I’m quite certain Tucker Max would prefer this lab creation of a woman to anyone who simply goes to the gym instead of the mall, and this is why I just can’t stand the guy. My biggest problem with him, though, comes from the fact that he has FEMALE fans (or fans at all, really). That is correct, the man who gleefully calls himself an "asshole" is liked by 361,277 people on Facebook – and by the looks of it, nearly half of them are women. In the Facebook community, 454,135 members are also a fan of his book (most likely listed on their profiles along with, “I don’t read,” I mean come on, people).
I understand that college kids, myself included, like to hear funny stories that involve people getting drunk. However, if you take a trip to Max’s website, it is apparent that his sexual exploits take center stage and that he has absolutely no regard for anyone else on this planet but himself. He admits this.
I talked with my friend and fellow Vox editor Caitie Carter about why people, and more specifically, girls, like him. She has a theory that they might be trying to be “one of the guys” or “a guys’ girl”: something I’ve heard before, but about liking hockey or watching "Entourage." These excuses are marginally understandable at best, but quite honestly, they just scream, “I have no self esteem.”
Washington Post columnist Jaclyn Friedman, who is also the editor of “Yes Means Yes: Visions of Female Sexual Power and a World Without Rape,” tackled this very same issue in a 2009 column about Max. Although I give feminist props to the writer, I felt like we were on completely different pages when I finished reading. She summed up her opinions on why the women of my generation love him when she said, “Women who love Tucker Max feel rebellious because he shocks their parents and their preachers.”

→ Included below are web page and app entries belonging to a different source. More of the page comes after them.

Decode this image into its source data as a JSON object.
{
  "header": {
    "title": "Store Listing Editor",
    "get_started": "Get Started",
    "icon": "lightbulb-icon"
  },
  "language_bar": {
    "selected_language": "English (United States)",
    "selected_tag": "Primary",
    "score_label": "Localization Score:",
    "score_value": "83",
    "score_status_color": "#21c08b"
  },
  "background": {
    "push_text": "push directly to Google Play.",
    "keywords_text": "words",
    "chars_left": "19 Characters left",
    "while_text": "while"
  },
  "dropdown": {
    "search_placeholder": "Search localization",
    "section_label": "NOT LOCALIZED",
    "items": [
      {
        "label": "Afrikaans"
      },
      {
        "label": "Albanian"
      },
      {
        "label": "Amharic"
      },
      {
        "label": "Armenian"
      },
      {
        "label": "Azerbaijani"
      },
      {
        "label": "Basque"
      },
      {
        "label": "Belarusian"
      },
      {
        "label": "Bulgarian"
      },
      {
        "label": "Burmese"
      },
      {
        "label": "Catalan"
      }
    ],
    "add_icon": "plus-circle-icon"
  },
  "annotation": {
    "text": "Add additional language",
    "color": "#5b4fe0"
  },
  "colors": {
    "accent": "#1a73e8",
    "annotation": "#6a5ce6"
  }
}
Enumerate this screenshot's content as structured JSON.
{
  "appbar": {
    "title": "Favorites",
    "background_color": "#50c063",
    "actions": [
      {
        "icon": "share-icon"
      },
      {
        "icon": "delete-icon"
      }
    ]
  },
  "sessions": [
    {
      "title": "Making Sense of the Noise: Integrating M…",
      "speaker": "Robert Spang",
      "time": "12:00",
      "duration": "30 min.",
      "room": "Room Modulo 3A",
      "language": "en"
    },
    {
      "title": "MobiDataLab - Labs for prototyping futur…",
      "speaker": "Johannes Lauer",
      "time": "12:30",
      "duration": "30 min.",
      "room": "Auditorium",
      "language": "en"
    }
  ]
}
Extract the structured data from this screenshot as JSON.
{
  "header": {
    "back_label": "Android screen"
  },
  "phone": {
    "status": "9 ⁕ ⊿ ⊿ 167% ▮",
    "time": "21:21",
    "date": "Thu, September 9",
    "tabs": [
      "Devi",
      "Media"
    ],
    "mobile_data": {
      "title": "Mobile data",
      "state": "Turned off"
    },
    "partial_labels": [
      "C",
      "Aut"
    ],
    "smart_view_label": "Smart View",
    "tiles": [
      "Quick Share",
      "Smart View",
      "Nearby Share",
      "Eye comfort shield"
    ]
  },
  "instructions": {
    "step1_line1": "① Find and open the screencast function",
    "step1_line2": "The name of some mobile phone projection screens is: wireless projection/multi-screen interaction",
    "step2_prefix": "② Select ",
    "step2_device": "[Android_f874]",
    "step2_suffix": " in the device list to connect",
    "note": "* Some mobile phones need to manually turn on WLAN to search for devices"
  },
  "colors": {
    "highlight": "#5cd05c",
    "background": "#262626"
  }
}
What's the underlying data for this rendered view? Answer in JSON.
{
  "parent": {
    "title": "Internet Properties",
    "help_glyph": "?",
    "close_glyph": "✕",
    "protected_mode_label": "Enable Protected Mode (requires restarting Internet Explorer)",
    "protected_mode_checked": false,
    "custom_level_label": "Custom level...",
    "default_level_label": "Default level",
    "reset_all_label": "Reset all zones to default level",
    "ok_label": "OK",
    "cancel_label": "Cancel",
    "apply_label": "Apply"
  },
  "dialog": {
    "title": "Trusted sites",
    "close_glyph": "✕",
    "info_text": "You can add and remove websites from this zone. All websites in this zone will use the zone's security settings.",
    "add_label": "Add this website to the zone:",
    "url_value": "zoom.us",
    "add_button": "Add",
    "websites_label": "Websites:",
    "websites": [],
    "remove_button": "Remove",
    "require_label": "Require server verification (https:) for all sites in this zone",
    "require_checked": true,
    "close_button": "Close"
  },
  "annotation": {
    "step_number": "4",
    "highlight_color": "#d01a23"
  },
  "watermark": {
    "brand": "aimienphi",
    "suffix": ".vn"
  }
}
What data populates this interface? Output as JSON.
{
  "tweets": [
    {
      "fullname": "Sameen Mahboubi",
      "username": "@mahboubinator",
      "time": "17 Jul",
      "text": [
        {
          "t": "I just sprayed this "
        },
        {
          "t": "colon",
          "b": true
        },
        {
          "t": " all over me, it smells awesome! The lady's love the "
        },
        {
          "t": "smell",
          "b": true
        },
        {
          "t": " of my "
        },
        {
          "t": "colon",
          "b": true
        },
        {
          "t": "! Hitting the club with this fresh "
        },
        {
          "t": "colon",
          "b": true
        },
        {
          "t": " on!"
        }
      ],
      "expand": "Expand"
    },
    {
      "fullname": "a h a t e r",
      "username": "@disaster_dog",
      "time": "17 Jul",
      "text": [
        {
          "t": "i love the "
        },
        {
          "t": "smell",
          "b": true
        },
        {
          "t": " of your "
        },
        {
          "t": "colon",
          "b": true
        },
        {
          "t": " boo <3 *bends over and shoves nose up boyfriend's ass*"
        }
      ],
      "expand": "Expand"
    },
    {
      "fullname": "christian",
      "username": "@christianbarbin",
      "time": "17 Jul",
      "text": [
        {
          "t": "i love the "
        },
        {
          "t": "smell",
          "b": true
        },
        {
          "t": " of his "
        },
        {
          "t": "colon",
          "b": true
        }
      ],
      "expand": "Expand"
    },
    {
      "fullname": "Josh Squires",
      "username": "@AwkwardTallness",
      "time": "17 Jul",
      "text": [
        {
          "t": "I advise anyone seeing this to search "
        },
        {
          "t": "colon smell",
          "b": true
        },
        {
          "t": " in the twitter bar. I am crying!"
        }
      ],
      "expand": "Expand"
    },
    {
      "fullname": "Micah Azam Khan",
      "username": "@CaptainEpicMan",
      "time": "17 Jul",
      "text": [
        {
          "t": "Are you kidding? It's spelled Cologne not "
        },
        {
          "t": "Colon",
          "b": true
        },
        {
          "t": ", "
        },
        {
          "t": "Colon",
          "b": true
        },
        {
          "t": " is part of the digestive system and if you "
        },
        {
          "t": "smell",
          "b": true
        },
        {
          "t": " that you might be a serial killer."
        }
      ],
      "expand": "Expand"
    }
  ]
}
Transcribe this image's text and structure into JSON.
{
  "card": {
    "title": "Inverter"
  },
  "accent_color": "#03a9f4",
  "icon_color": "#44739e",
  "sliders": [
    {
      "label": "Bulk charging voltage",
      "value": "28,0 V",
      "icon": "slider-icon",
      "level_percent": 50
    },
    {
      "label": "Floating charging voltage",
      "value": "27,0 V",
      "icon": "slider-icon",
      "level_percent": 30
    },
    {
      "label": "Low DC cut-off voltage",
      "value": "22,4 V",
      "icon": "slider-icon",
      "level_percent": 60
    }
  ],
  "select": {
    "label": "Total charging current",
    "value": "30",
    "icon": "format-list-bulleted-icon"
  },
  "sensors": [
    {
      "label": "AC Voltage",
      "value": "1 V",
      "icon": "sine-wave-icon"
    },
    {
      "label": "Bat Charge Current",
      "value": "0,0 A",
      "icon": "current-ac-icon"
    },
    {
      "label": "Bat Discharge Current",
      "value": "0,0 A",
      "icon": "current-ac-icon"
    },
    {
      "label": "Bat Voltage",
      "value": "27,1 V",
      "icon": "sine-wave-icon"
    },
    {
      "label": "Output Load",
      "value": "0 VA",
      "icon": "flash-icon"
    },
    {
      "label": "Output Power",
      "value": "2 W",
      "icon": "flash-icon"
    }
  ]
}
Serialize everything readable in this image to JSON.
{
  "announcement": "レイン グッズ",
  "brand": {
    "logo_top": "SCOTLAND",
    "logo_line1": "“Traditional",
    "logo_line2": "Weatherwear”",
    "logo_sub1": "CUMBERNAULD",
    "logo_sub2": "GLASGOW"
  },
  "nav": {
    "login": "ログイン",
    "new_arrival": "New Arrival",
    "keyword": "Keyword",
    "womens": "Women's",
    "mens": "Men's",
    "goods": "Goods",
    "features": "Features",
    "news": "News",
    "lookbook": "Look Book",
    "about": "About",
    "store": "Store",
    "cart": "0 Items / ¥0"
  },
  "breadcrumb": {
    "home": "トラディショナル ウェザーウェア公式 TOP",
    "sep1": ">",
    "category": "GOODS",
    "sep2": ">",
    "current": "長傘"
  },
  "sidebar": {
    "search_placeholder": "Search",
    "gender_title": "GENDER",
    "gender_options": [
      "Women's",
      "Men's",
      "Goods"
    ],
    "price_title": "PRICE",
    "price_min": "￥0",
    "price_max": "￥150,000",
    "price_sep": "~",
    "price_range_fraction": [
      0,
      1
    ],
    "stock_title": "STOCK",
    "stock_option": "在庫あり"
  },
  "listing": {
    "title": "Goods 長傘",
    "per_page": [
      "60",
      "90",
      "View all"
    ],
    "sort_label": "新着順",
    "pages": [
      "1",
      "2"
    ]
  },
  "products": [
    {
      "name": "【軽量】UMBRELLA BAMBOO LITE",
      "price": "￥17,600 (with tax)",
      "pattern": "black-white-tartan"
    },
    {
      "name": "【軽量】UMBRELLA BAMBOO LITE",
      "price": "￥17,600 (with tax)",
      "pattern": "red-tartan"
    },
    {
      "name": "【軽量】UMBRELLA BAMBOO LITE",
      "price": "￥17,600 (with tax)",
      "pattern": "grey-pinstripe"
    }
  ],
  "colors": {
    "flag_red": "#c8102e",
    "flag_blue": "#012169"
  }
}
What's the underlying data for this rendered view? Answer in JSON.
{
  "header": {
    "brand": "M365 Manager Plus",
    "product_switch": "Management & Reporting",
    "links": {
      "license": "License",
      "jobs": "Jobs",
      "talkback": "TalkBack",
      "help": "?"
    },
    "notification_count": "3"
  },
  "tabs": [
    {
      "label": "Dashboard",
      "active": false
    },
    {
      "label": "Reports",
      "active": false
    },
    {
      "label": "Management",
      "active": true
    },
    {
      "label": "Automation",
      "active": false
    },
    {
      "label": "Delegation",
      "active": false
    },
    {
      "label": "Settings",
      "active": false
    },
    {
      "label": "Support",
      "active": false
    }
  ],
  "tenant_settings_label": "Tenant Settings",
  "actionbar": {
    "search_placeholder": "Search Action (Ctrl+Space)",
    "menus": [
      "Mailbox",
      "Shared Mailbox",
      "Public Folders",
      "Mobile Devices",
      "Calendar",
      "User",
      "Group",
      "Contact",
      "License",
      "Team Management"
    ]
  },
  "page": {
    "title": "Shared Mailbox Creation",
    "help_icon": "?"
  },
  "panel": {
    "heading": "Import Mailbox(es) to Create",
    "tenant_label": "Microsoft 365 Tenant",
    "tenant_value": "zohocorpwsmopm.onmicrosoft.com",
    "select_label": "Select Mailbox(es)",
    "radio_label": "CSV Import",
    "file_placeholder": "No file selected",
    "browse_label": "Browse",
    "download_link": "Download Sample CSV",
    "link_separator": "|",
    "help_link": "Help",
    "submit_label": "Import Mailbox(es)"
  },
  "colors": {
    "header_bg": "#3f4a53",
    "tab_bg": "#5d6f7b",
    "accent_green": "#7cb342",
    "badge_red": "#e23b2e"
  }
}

My refutation to her is that this isn’t "Footloose."
I grew up in a Midwestern, somewhat-small-town suburb, and the “cool” thing to do wasn’t to refute and rebel against our parents and preachers. In fact, anyone I knew who actually “had” a preacher did so because they were religious and enjoyed it. I think to assume that our entire generation is sex-crazed because of a pro-abstinence upbringing of Sunday sermons and dance-free Saturdays is a major generalization that’s borderline ridiculous.
With that being said, I don’t have the answers. I just have a plea for all the gals, and my plea is this: Don’t let jerks be jerks. When talking about how men try to trick women into thinking they’re in competition with one another, Fey says, “Don’t be fooled. You’re not in competition with other women. You’re in competition with everyone.” I think all young women should take this to heart and realize that you’re never going to beat a man at a job or at anything if you let him think he can treat you terribly, as Max does to presumably every woman he meets.
Fey goes on to say, “My dream for the future is that sketch comedy shows become a gender-blind meritocracy of whoever is really the funniest.”
My dream for the future is that more young women take Fey’s advice in realizing that men aren’t better than them instead of reading chauvinistic and, frankly, quite disgusting crap written by Tucker Max.
We grew up on the Spice Girls, ladies, so remember that girl power and exercise it in your personal and professional lives. If you learn to love yourself, you’ll realize that you don’t want a guy like Tucker Max or a guy that likes Tucker Max to like you. And that fact will put you ahead in the competition with everyone.
Amanda Koellner is a graduate of the magazine sequence at the Missouri School of Journalism. She is a columnist for the Missourian and a music department editor for Vox.